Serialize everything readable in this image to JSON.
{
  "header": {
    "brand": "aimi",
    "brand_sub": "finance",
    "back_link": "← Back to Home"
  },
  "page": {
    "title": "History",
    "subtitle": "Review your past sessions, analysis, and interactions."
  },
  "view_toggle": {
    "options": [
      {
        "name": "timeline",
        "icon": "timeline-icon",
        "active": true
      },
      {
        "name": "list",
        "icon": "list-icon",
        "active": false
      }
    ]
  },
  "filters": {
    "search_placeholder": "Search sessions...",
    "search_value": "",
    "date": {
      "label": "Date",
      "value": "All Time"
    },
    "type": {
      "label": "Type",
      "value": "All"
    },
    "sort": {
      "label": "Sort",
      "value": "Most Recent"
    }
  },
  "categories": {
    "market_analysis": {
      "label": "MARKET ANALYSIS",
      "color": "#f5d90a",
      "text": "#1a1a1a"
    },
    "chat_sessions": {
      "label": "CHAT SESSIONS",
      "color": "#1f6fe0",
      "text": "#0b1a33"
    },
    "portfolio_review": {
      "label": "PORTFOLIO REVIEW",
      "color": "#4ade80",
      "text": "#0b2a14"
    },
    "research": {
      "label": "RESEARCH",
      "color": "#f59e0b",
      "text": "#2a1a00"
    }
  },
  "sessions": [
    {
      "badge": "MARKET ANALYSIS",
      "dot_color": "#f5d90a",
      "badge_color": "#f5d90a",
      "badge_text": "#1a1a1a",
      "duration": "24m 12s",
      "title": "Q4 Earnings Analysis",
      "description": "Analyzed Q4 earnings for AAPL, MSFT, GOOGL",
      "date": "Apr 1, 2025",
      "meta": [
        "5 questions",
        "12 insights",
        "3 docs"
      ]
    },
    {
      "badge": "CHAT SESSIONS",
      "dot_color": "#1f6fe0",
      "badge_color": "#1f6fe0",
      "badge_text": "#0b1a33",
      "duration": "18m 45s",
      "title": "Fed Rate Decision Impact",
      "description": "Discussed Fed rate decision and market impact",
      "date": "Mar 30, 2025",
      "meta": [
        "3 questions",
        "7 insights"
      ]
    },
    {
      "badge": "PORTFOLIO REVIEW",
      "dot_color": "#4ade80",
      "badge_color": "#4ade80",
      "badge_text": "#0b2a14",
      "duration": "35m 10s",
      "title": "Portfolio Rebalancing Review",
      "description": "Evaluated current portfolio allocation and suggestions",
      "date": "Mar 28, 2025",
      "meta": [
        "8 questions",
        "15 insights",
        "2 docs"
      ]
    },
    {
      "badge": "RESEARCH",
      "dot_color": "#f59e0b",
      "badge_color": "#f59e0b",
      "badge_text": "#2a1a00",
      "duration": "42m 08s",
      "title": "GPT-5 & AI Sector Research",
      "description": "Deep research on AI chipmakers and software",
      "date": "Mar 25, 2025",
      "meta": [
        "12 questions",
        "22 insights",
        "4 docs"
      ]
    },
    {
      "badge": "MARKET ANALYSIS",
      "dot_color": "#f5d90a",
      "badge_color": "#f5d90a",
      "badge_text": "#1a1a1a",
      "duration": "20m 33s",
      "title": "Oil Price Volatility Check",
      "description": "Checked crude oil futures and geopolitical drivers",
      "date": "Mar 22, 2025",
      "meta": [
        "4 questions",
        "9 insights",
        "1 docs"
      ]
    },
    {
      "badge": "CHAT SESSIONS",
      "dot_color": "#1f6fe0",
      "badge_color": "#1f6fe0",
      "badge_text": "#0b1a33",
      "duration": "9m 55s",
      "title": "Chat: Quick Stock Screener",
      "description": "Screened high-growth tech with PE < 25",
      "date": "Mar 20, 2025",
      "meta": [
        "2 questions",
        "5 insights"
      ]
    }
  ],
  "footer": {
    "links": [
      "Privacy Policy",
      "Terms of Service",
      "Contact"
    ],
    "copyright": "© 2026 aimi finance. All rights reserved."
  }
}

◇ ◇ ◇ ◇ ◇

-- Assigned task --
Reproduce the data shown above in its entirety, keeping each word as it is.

-- Solution --
Serialize everything readable in this image to JSON.
{
  "header": {
    "brand": "aimi",
    "brand_sub": "finance",
    "back_link": "← Back to Home"
  },
  "page": {
    "title": "History",
    "subtitle": "Review your past sessions, analysis, and interactions."
  },
  "view_toggle": {
    "options": [
      {
        "name": "timeline",
        "icon": "timeline-icon",
        "active": true
      },
      {
        "name": "list",
        "icon": "list-icon",
        "active": false
      }
    ]
  },
  "filters": {
    "search_placeholder": "Search sessions...",
    "search_value": "",
    "date": {
      "label": "Date",
      "value": "All Time"
    },
    "type": {
      "label": "Type",
      "value": "All"
    },
    "sort": {
      "label": "Sort",
      "value": "Most Recent"
    }
  },
  "categories": {
    "market_analysis": {
      "label": "MARKET ANALYSIS",
      "color": "#f5d90a",
      "text": "#1a1a1a"
    },
    "chat_sessions": {
      "label": "CHAT SESSIONS",
      "color": "#1f6fe0",
      "text": "#0b1a33"
    },
    "portfolio_review": {
      "label": "PORTFOLIO REVIEW",
      "color": "#4ade80",
      "text": "#0b2a14"
    },
    "research": {
      "label": "RESEARCH",
      "color": "#f59e0b",
      "text": "#2a1a00"
    }
  },
  "sessions": [
    {
      "badge": "MARKET ANALYSIS",
      "dot_color": "#f5d90a",
      "badge_color": "#f5d90a",
      "badge_text": "#1a1a1a",
      "duration": "24m 12s",
      "title": "Q4 Earnings Analysis",
      "description": "Analyzed Q4 earnings for AAPL, MSFT, GOOGL",
      "date": "Apr 1, 2025",
      "meta": [
        "5 questions",
        "12 insights",
        "3 docs"
      ]
    },
    {
      "badge": "CHAT SESSIONS",
      "dot_color": "#1f6fe0",
      "badge_color": "#1f6fe0",
      "badge_text": "#0b1a33",
      "duration": "18m 45s",
      "title": "Fed Rate Decision Impact",
      "description": "Discussed Fed rate decision and market impact",
      "date": "Mar 30, 2025",
      "meta": [
        "3 questions",
        "7 insights"
      ]
    },
    {
      "badge": "PORTFOLIO REVIEW",
      "dot_color": "#4ade80",
      "badge_color": "#4ade80",
      "badge_text": "#0b2a14",
      "duration": "35m 10s",
      "title": "Portfolio Rebalancing Review",
      "description": "Evaluated current portfolio allocation and suggestions",
      "date": "Mar 28, 2025",
      "meta": [
        "8 questions",
        "15 insights",
        "2 docs"
      ]
    },
    {
      "badge": "RESEARCH",
      "dot_color": "#f59e0b",
      "badge_color": "#f59e0b",
      "badge_text": "#2a1a00",
      "duration": "42m 08s",
      "title": "GPT-5 & AI Sector Research",
      "description": "Deep research on AI chipmakers and software",
      "date": "Mar 25, 2025",
      "meta": [
        "12 questions",
        "22 insights",
        "4 docs"
      ]
    },
    {
      "badge": "MARKET ANALYSIS",
      "dot_color": "#f5d90a",
      "badge_color": "#f5d90a",
      "badge_text": "#1a1a1a",
      "duration": "20m 33s",
      "title": "Oil Price Volatility Check",
      "description": "Checked crude oil futures and geopolitical drivers",
      "date": "Mar 22, 2025",
      "meta": [
        "4 questions",
        "9 insights",
        "1 docs"
      ]
    },
    {
      "badge": "CHAT SESSIONS",
      "dot_color": "#1f6fe0",
      "badge_color": "#1f6fe0",
      "badge_text": "#0b1a33",
      "duration": "9m 55s",
      "title": "Chat: Quick Stock Screener",
      "description": "Screened high-growth tech with PE < 25",
      "date": "Mar 20, 2025",
      "meta": [
        "2 questions",
        "5 insights"
      ]
    }
  ],
  "footer": {
    "links": [
      "Privacy Policy",
      "Terms of Service",
      "Contact"
    ],
    "copyright": "© 2026 aimi finance. All rights reserved."
  }
}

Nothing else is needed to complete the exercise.